Relationships can incredibly delicate things. One minute things appears to be going along swimmingly, and the next you find yourself separated from the person you’d once felt quite connected to. Of course it doesn’t work quite that simply, and doesn’t work itself out in neat and tidy ways, with nice, clean margins. It can be messy and disorderly and confusingly chaotic. If you have not yet had your heart broken, felt betrayed, or even simply been disappointed by a person or persons, you are fortunate. Many, if not most of us have experienced some form or other of disappointment, heartbreak, or grief. What is the alternative, to not be in relationship with others? It hardly seems likely or reasonable, and so we muddle through and do the best we can, trying to learn and grow with and from the people around us.
The truth is that sometimes people baffle me. I expect them to be honest and transparent and straightforward, caring and compassionate, concerned about the people around them, but I end up being surprised and disappointed when people are indifferent at best, inconsiderate, rude, hurtful, dishonest, devious, and so many other things. Jesus encountered all kinds of people as he walked the earth, some of whom were downright evil. At the end of the day, he learned that even those who had been closest to him during his ministry let him down, abandoned him, and at the end one of them sold him out to the authorities. How could a person do such a thing as betray someone you claimed to have loved and send them to their death?
And yet, what do we really know about what motivates people to do what they do? By some accounts the person who supposedly betrayed Jesus to the authorities was actually fulfilling an important purpose in doing so. There’s often a story behind the story that no one knows about and yet the truth of it changes everything. Whether this is true of the people around Jesus, I don’t know, but it has been true in my life as I experience the various connections I’ve had with people over the years.
I once had a work colleague who had become a “frolleague” (a friend/colleague.) We went to lunch together weekly, worked closely on all kinds of projects, connected outside of work from time to time. When she’d had a serious issue and needed to go to the hospital on an urgent, private matter, she came to my office asking me to drive her. I took her, no questions asked, and days later she confided to me what had happened. I had been glad to be there with her. But then, suddenly the tables turned, and I experienced serious ill-treatment on the part of or employer. She helped me deal with the matter at hand, but when the immediate crisis was over, she essentially stopped speaking to me. Bewildered by her behavior, I reached out from time to time, but received no welcome, no opening. She had cut me off completely, leaving me sad and confused over what I could have possibly done or not done to elicit such a response. In my time of need, she had disappeared.

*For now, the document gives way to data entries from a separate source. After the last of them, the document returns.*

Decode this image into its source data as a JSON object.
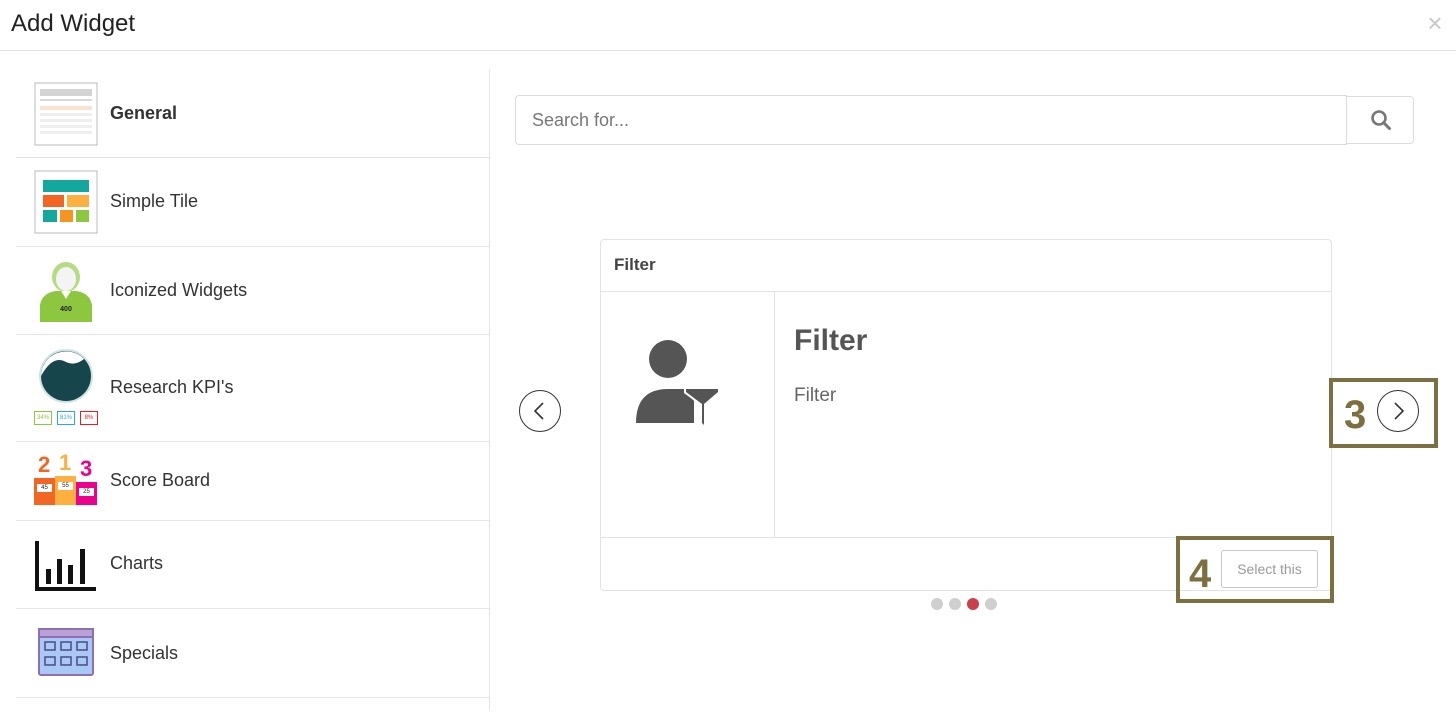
{
  "dialog": {
    "title": "Add Widget",
    "close_icon": "close-icon"
  },
  "sidebar": {
    "items": [
      {
        "label": "General",
        "icon": "general-thumbnail",
        "active": true
      },
      {
        "label": "Simple Tile",
        "icon": "simple-tile-thumbnail",
        "active": false
      },
      {
        "label": "Iconized Widgets",
        "icon": "iconized-widgets-thumbnail",
        "active": false
      },
      {
        "label": "Research KPI's",
        "icon": "research-kpi-thumbnail",
        "active": false
      },
      {
        "label": "Score Board",
        "icon": "score-board-thumbnail",
        "active": false
      },
      {
        "label": "Charts",
        "icon": "charts-thumbnail",
        "active": false
      },
      {
        "label": "Specials",
        "icon": "specials-thumbnail",
        "active": false
      }
    ],
    "iconized_widget_value": "400",
    "research_kpi_badges": [
      "34%",
      "81%",
      "8%"
    ],
    "score_board": {
      "ranks": [
        "2",
        "1",
        "3"
      ],
      "scores": [
        "45",
        "55",
        "25"
      ]
    }
  },
  "search": {
    "placeholder": "Search for...",
    "value": "",
    "icon": "search-icon"
  },
  "carousel": {
    "card": {
      "header": "Filter",
      "title": "Filter",
      "description": "Filter",
      "icon": "user-filter-icon",
      "select_label": "Select this"
    },
    "slide_count": 4,
    "active_slide": 3
  },
  "annotations": {
    "next_callout": "3",
    "select_callout": "4"
  },
  "colors": {
    "active_dot": "#c9404a",
    "inactive_dot": "#cfcfcf",
    "callout": "#7d6f3f",
    "tile_teal": "#13a89e",
    "tile_orange": "#f26522",
    "tile_yellow": "#fbb040",
    "tile_green": "#8dc63f"
  }
}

Given all the things that can go wrong, it’s amazing that we trust anyone ever. I spent many years wrapping my heart in protective shielding to minimize the hope and disappointment I might experience interacting with other people. I would be cautious about who I counted as friends, and I was really hard-pressed to trust myself or others with my heart having lived through two break ups with partners, who left me–one for another person. Somehow in the midst of all of this, I have found pathways to healing that have allowed me to continue to open my heart to people around me. At the end of the day, this is a very good thing.
Over the course of these 40 days I find myself thinking about my various relationships, past and present. I have learned a great deal from the way they began, progressed, and ended, learning how my heart responds to such things. And while I don’t have it all worked out by any stretch of the imagination, I do know a few things now that I didn’t know back then. Those lessons learned are what will sustain me as I move forward into new relationships at home and at work. That too, is a very good thing.